-- Materials provided follows --

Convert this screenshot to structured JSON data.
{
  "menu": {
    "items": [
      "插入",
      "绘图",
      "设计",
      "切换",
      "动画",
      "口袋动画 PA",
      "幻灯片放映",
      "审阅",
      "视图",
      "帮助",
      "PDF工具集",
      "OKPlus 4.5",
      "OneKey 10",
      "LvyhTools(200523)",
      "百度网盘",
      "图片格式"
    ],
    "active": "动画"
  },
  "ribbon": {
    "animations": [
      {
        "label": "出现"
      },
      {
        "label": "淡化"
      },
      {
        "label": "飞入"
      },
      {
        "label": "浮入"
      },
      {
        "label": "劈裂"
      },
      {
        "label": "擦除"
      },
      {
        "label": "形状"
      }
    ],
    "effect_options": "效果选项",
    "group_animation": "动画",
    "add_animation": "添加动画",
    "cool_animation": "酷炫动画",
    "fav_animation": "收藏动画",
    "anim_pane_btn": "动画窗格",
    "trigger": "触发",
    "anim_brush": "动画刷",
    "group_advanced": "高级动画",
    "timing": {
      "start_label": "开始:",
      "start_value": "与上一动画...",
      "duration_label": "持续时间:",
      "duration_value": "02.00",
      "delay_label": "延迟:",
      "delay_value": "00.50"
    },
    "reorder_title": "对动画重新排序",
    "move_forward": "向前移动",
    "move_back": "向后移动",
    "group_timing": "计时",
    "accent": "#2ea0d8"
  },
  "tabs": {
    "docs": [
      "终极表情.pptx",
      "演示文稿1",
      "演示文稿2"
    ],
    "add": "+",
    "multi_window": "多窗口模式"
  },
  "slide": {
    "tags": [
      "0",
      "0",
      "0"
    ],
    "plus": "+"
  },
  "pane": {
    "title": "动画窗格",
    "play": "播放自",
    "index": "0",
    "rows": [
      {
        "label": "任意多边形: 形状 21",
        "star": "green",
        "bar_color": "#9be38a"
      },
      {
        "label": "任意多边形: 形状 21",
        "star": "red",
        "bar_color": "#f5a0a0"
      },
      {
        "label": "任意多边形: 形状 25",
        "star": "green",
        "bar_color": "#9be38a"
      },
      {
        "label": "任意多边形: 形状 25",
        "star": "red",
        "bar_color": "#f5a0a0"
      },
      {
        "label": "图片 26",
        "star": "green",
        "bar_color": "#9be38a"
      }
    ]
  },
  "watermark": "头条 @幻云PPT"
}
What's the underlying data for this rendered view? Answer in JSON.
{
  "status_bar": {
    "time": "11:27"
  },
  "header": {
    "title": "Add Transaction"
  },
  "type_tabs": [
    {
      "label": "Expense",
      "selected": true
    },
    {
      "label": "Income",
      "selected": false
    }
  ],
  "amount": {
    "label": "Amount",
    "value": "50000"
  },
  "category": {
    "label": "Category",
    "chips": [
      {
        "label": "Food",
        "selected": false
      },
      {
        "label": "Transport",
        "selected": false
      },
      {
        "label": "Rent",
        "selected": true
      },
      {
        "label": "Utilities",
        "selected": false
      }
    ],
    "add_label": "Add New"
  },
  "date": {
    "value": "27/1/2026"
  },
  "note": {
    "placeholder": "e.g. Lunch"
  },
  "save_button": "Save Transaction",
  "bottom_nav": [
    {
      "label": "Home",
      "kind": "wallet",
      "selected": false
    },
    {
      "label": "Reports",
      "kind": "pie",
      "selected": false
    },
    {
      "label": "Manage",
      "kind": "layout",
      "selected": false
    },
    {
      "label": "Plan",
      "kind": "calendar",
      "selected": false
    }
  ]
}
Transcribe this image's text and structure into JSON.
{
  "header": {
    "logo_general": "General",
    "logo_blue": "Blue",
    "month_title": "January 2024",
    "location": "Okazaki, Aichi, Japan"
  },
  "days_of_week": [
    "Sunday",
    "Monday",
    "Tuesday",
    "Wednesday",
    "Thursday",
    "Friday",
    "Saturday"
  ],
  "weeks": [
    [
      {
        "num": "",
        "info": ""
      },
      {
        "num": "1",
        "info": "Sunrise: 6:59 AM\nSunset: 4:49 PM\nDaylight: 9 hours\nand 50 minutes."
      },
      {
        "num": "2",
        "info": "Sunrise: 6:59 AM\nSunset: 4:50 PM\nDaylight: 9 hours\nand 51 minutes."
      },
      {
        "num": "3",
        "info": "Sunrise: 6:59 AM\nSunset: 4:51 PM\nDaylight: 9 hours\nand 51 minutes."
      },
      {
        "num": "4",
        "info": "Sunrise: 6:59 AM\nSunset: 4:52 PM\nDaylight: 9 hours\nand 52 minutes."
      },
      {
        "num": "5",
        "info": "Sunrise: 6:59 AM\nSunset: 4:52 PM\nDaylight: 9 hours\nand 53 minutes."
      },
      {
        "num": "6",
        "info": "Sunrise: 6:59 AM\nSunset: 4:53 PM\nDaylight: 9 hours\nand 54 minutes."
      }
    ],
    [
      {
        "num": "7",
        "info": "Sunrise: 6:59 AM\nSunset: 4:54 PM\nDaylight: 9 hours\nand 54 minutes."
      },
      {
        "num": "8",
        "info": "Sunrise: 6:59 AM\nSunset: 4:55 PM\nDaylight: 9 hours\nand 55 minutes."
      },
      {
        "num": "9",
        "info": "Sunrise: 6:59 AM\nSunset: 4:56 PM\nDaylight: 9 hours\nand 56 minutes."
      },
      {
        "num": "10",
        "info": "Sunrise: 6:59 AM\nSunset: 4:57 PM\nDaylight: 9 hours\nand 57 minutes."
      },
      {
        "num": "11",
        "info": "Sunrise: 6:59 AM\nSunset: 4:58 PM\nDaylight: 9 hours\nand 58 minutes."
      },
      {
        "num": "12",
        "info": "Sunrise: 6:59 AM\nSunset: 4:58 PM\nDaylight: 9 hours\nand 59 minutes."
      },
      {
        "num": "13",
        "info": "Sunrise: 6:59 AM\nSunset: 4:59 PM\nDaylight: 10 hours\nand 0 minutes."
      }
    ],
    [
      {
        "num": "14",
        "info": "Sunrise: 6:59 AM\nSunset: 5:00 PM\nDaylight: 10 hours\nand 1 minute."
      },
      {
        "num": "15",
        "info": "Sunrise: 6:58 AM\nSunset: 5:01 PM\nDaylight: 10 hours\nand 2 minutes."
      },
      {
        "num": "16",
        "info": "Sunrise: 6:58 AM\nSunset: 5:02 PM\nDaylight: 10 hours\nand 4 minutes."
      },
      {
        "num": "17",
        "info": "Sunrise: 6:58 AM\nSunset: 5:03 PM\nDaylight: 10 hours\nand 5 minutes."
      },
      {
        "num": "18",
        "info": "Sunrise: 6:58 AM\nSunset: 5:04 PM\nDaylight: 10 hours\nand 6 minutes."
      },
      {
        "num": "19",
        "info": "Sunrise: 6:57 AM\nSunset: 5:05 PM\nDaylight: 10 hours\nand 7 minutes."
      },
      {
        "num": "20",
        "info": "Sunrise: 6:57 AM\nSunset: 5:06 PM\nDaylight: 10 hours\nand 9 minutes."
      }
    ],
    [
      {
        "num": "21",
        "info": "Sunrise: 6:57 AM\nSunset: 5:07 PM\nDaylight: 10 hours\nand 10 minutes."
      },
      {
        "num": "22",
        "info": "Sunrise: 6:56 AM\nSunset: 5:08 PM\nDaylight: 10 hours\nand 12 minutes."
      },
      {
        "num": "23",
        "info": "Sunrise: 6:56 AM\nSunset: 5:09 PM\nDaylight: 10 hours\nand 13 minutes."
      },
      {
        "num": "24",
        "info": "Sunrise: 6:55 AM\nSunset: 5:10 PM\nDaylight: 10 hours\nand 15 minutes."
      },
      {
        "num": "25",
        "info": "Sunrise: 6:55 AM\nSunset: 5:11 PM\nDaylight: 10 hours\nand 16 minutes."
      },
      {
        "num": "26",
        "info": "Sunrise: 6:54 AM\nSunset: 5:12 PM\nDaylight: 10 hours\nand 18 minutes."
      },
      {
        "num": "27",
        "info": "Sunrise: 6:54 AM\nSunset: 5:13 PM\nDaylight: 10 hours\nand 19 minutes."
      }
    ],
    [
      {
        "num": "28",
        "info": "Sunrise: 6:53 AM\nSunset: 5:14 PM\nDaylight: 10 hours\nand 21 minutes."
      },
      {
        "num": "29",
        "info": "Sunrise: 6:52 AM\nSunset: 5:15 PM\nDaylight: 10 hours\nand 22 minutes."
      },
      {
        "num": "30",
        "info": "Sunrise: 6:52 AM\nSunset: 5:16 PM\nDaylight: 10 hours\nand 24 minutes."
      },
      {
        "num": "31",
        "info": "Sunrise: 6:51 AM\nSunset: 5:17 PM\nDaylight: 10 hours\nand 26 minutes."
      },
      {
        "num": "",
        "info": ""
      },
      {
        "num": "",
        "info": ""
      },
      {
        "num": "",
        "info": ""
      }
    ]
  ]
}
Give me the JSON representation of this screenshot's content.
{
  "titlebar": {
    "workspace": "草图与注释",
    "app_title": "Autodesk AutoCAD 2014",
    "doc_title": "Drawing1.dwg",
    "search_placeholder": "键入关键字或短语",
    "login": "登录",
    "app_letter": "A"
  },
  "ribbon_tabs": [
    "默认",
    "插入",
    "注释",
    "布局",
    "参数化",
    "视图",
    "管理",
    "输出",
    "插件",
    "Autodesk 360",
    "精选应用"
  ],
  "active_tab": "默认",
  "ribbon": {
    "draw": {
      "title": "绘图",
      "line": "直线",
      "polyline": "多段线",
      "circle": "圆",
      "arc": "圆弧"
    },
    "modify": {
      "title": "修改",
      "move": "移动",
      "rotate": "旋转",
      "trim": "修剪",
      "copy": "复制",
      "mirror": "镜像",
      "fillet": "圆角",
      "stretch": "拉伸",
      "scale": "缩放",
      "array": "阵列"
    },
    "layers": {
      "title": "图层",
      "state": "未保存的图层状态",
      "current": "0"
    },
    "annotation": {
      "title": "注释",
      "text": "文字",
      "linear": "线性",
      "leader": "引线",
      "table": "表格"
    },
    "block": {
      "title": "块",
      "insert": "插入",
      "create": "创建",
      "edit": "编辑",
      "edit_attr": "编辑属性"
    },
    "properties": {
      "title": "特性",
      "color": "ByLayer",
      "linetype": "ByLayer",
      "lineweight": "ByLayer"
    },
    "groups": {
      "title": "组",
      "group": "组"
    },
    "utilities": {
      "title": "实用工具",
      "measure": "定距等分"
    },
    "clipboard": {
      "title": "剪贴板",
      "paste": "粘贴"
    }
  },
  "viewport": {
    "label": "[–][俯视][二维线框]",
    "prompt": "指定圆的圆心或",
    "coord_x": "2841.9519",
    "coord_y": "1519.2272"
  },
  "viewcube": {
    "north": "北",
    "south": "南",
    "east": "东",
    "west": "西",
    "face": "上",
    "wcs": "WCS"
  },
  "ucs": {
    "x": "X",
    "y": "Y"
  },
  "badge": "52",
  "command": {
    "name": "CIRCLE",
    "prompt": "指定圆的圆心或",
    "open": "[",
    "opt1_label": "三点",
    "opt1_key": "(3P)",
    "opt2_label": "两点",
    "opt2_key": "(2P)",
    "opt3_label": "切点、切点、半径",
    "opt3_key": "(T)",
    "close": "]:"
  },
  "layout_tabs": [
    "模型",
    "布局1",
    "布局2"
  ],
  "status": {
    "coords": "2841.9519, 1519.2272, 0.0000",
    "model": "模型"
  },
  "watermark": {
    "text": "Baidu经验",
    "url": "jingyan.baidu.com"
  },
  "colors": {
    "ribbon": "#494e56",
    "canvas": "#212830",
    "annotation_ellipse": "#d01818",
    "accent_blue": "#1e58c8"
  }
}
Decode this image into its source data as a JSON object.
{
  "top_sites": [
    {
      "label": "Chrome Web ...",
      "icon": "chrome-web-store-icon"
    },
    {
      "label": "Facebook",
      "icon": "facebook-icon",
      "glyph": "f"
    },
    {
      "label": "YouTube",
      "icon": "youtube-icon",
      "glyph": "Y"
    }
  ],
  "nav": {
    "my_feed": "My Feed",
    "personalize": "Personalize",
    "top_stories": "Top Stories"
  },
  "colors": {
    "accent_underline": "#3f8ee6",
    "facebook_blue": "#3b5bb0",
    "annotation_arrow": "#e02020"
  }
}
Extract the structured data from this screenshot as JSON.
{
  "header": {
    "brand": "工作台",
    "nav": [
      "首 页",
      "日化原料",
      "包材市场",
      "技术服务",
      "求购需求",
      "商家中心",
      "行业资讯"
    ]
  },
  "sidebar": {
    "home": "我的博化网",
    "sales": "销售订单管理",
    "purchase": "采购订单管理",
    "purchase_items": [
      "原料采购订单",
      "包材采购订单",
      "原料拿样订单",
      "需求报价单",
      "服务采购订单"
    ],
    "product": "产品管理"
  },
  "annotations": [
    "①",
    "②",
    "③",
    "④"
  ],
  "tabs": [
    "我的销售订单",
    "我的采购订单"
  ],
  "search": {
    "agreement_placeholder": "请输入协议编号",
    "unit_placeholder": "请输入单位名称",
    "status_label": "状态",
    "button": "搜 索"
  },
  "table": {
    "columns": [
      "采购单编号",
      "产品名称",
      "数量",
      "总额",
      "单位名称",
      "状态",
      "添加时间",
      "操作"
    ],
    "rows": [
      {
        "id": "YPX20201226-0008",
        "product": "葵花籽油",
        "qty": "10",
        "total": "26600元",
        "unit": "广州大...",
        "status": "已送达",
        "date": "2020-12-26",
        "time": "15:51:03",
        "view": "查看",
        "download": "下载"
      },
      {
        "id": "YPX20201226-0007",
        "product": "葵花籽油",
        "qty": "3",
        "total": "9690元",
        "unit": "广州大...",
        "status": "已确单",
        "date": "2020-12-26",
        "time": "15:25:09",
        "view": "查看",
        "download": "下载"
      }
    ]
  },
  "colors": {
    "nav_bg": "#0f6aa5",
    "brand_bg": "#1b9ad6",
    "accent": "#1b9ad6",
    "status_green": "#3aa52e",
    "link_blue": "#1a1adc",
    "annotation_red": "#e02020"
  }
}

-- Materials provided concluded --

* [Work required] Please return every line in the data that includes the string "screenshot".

* [Response to this exercise]
Convert this screenshot to structured JSON data.
Give me the JSON representation of this screenshot's content.
Extract the structured data from this screenshot as JSON.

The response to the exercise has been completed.